- EOR for Prospective Employees: Mercans offers seamless Employer of Record (EOR) solutions for businesses that have already identified their ideal candidates in Finland. Our services encompass every aspect of the employee lifecycle, ensuring compliance with Finnish labor laws and regulations.
- EOR + Recruitment: For those seeking assistance in talent acquisition, our EOR and recruitment services provide a holistic solution. We tap into our extensive network and expertise to help you find, onboard, and retain top talent, streamlining your expansion into the Finnish market.
- Visa Sponsorship and Global Mobility: Navigating the intricacies of expatriate employment is simplified through our visa sponsorship and global mobility services. We facilitate the relocation of your international workforce, ensuring compliance with Finnish immigration and employment laws.
- AOR for Contractor Payments: Businesses grappling with contractor payments can leverage our Assistance on Record (AOR) services. We handle the complexities of contractor payments, guaranteeing accuracy and compliance.

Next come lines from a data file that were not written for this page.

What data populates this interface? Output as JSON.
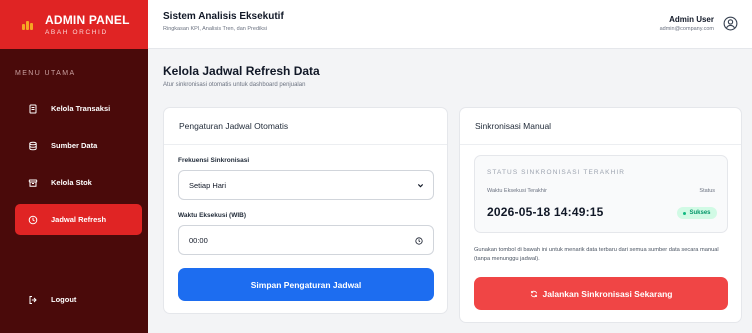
{
  "brand": {
    "title": "ADMIN PANEL",
    "subtitle": "ABAH ORCHID",
    "logo_icon": "bar-chart-icon",
    "logo_color": "#f5a623"
  },
  "sidebar": {
    "menu_header": "MENU UTAMA",
    "items": [
      {
        "label": "Kelola Transaksi",
        "icon": "receipt-icon",
        "active": false
      },
      {
        "label": "Sumber Data",
        "icon": "database-icon",
        "active": false
      },
      {
        "label": "Kelola Stok",
        "icon": "archive-icon",
        "active": false
      },
      {
        "label": "Jadwal Refresh",
        "icon": "clock-icon",
        "active": true
      }
    ],
    "logout_label": "Logout",
    "logout_icon": "logout-icon"
  },
  "header": {
    "title": "Sistem Analisis Eksekutif",
    "subtitle": "Ringkasan KPI, Analisis Tren, dan Prediksi",
    "user_name": "Admin User",
    "user_email": "admin@company.com"
  },
  "page": {
    "title": "Kelola Jadwal Refresh Data",
    "subtitle": "Atur sinkronisasi otomatis untuk dashboard penjualan"
  },
  "schedule_card": {
    "title": "Pengaturan Jadwal Otomatis",
    "frequency_label": "Frekuensi Sinkronisasi",
    "frequency_value": "Setiap Hari",
    "time_label": "Waktu Eksekusi (WIB)",
    "time_value": "00:00",
    "save_label": "Simpan Pengaturan Jadwal"
  },
  "manual_card": {
    "title": "Sinkronisasi Manual",
    "status_header": "STATUS SINKRONISASI TERAKHIR",
    "exec_label": "Waktu Eksekusi Terakhir",
    "status_label": "Status",
    "exec_time": "2026-05-18 14:49:15",
    "status_value": "Sukses",
    "description": "Gunakan tombol di bawah ini untuk menarik data terbaru dari semua sumber data secara manual (tanpa menunggu jadwal).",
    "run_label": "Jalankan Sinkronisasi Sekarang"
  },
  "colors": {
    "sidebar_bg": "#4a0a0a",
    "brand_red": "#e02424",
    "primary_blue": "#1d6df0",
    "danger_red": "#f04545",
    "success_green": "#059669"
  }
}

- Converting Freelancers to Employees: Mercans supports the transition from independent contractors to permanent employees in Finland. Our expertise ensures smooth conversions while adhering to legal requirements.
- HCM Integration: Integrate Mercans’ EOR services seamlessly with your HCM system in Finland for real-time data exchange, enhanced compliance, and cost-efficiency. Trust our expertise for a unified, compliant, and efficient approach, elevating your workforce management and payroll operations.
Work Permit in Finland
Obtaining a work permit in Finland necessitates a residence permit for stays longer than 90 days, and in most cases, even for shorter durations of employment. The process begins with the creation of a user account, allowing applicants to submit their own applications through Enter Finland. Employers, following this submission, must add terms of employment and necessary documents to the application using Enter Finland for Employers. For individuals relocating with family, they can collectively apply for residence permits. However, each family member must submit their respective applications. Financial sufficiency for the family is a prerequisite. The types of residence permits vary based on the nature of employment:
Residence Permit for an Employed Person (TTOL)Involves labor market testing where employers assess the availability of suitable local or EU/EEA labor. The Finnish Immigration Service decides on the application following an Employment and Economic Development Office’s partial decision.
Residence Permit for Persons Employed as a Specialist or EU Blue Card ApplicationGeared towards specialists in specific fields or those seeking an EU Blue Card.
Residence Permit for Seasonal WorkApplicable for seasonal workers in agriculture or tourism with employment lasting 3 to 9 months.
Residence Permit Application for Internship or Voluntary WorkFor individuals undertaking internships, voluntary work, or participating in a Working Holiday scheme.
Residence Permit for Researchers, Au Pair Status, Entrepreneurs, and Startup EntrepreneursTailored permits for researchers, au pairs, entrepreneurs, startup entrepreneurs, athletes, coaches, and those seeking to look for work or start a business.
Residence Permit on the Basis of Other EmploymentCovering various professional roles such as employees of religious communities, cultural professionals, transferred employees within a company, journalists, consultants, and more.
Mercans offers comprehensive and meticulously crafted Employer of Record (EOR) services in Finland, providing a seamless bridge for businesses venturing into this dynamic market. Our dedication to compliance, coupled with unparalleled expertise, ensures a smooth and efficient entry into Finland’s employment landscape. Partner with Mercans for expert guidance and tailored solutions that empower your business growth in Finland.